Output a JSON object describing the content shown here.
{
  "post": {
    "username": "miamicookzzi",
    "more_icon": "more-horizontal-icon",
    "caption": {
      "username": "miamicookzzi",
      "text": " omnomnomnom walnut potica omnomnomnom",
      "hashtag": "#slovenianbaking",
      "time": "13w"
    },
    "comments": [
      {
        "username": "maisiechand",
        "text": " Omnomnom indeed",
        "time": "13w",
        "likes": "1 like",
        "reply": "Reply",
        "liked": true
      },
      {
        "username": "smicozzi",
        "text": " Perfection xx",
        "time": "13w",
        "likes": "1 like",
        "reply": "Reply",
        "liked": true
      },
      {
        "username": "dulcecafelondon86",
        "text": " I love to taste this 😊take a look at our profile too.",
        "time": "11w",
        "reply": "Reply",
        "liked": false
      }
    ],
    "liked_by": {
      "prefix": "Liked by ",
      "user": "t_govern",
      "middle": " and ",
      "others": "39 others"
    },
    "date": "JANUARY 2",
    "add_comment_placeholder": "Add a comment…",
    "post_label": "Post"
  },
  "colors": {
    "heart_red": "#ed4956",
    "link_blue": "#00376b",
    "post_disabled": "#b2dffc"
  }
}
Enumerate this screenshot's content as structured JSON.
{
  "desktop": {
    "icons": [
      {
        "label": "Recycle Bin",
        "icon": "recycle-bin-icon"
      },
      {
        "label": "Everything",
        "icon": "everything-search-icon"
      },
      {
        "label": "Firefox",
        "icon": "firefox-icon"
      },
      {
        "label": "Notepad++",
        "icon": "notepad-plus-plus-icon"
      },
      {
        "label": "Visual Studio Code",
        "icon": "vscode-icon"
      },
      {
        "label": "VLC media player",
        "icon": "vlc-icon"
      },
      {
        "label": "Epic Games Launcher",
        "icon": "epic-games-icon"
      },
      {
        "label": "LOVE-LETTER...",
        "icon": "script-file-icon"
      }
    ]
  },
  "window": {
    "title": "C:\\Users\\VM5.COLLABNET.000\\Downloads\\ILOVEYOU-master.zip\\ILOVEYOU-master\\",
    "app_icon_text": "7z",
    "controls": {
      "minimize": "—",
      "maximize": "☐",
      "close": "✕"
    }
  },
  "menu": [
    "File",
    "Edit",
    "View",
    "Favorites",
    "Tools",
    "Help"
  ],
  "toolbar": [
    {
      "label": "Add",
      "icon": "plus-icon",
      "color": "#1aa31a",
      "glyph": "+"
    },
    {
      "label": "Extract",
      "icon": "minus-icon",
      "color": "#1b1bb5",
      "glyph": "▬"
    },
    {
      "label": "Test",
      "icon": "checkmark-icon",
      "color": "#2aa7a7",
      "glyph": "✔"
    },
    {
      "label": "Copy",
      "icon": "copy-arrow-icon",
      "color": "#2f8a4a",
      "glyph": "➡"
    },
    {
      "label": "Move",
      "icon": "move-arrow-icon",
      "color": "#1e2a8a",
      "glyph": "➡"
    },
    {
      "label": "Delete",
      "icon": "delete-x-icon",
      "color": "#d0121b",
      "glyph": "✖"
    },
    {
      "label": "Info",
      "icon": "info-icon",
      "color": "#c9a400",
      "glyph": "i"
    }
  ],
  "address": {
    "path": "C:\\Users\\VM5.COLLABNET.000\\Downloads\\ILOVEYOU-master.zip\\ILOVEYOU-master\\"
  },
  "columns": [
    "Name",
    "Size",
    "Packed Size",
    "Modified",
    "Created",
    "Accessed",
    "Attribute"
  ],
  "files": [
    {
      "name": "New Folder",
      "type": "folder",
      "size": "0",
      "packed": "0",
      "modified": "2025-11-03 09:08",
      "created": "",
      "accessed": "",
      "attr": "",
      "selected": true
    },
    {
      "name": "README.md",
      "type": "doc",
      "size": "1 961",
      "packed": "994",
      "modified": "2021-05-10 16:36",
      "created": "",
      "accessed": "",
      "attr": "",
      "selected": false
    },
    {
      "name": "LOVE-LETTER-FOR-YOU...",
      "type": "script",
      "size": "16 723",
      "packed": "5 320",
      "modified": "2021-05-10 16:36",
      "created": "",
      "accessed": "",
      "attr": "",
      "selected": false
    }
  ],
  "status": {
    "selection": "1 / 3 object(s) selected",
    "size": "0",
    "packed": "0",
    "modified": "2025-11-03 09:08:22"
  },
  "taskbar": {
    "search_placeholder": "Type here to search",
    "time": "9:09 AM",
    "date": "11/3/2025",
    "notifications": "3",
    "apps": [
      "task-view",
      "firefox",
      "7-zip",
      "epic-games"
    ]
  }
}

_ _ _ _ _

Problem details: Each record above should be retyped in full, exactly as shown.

Output of the exercise:
Output a JSON object describing the content shown here.
{
  "post": {
    "username": "miamicookzzi",
    "more_icon": "more-horizontal-icon",
    "caption": {
      "username": "miamicookzzi",
      "text": " omnomnomnom walnut potica omnomnomnom",
      "hashtag": "#slovenianbaking",
      "time": "13w"
    },
    "comments": [
      {
        "username": "maisiechand",
        "text": " Omnomnom indeed",
        "time": "13w",
        "likes": "1 like",
        "reply": "Reply",
        "liked": true
      },
      {
        "username": "smicozzi",
        "text": " Perfection xx",
        "time": "13w",
        "likes": "1 like",
        "reply": "Reply",
        "liked": true
      },
      {
        "username": "dulcecafelondon86",
        "text": " I love to taste this 😊take a look at our profile too.",
        "time": "11w",
        "reply": "Reply",
        "liked": false
      }
    ],
    "liked_by": {
      "prefix": "Liked by ",
      "user": "t_govern",
      "middle": " and ",
      "others": "39 others"
    },
    "date": "JANUARY 2",
    "add_comment_placeholder": "Add a comment…",
    "post_label": "Post"
  },
  "colors": {
    "heart_red": "#ed4956",
    "link_blue": "#00376b",
    "post_disabled": "#b2dffc"
  }
}
Enumerate this screenshot's content as structured JSON.
{
  "desktop": {
    "icons": [
      {
        "label": "Recycle Bin",
        "icon": "recycle-bin-icon"
      },
      {
        "label": "Everything",
        "icon": "everything-search-icon"
      },
      {
        "label": "Firefox",
        "icon": "firefox-icon"
      },
      {
        "label": "Notepad++",
        "icon": "notepad-plus-plus-icon"
      },
      {
        "label": "Visual Studio Code",
        "icon": "vscode-icon"
      },
      {
        "label": "VLC media player",
        "icon": "vlc-icon"
      },
      {
        "label": "Epic Games Launcher",
        "icon": "epic-games-icon"
      },
      {
        "label": "LOVE-LETTER...",
        "icon": "script-file-icon"
      }
    ]
  },
  "window": {
    "title": "C:\\Users\\VM5.COLLABNET.000\\Downloads\\ILOVEYOU-master.zip\\ILOVEYOU-master\\",
    "app_icon_text": "7z",
    "controls": {
      "minimize": "—",
      "maximize": "☐",
      "close": "✕"
    }
  },
  "menu": [
    "File",
    "Edit",
    "View",
    "Favorites",
    "Tools",
    "Help"
  ],
  "toolbar": [
    {
      "label": "Add",
      "icon": "plus-icon",
      "color": "#1aa31a",
      "glyph": "+"
    },
    {
      "label": "Extract",
      "icon": "minus-icon",
      "color": "#1b1bb5",
      "glyph": "▬"
    },
    {
      "label": "Test",
      "icon": "checkmark-icon",
      "color": "#2aa7a7",
      "glyph": "✔"
    },
    {
      "label": "Copy",
      "icon": "copy-arrow-icon",
      "color": "#2f8a4a",
      "glyph": "➡"
    },
    {
      "label": "Move",
      "icon": "move-arrow-icon",
      "color": "#1e2a8a",
      "glyph": "➡"
    },
    {
      "label": "Delete",
      "icon": "delete-x-icon",
      "color": "#d0121b",
      "glyph": "✖"
    },
    {
      "label": "Info",
      "icon": "info-icon",
      "color": "#c9a400",
      "glyph": "i"
    }
  ],
  "address": {
    "path": "C:\\Users\\VM5.COLLABNET.000\\Downloads\\ILOVEYOU-master.zip\\ILOVEYOU-master\\"
  },
  "columns": [
    "Name",
    "Size",
    "Packed Size",
    "Modified",
    "Created",
    "Accessed",
    "Attribute"
  ],
  "files": [
    {
      "name": "New Folder",
      "type": "folder",
      "size": "0",
      "packed": "0",
      "modified": "2025-11-03 09:08",
      "created": "",
      "accessed": "",
      "attr": "",
      "selected": true
    },
    {
      "name": "README.md",
      "type": "doc",
      "size": "1 961",
      "packed": "994",
      "modified": "2021-05-10 16:36",
      "created": "",
      "accessed": "",
      "attr": "",
      "selected": false
    },
    {
      "name": "LOVE-LETTER-FOR-YOU...",
      "type": "script",
      "size": "16 723",
      "packed": "5 320",
      "modified": "2021-05-10 16:36",
      "created": "",
      "accessed": "",
      "attr": "",
      "selected": false
    }
  ],
  "status": {
    "selection": "1 / 3 object(s) selected",
    "size": "0",
    "packed": "0",
    "modified": "2025-11-03 09:08:22"
  },
  "taskbar": {
    "search_placeholder": "Type here to search",
    "time": "9:09 AM",
    "date": "11/3/2025",
    "notifications": "3",
    "apps": [
      "task-view",
      "firefox",
      "7-zip",
      "epic-games"
    ]
  }
}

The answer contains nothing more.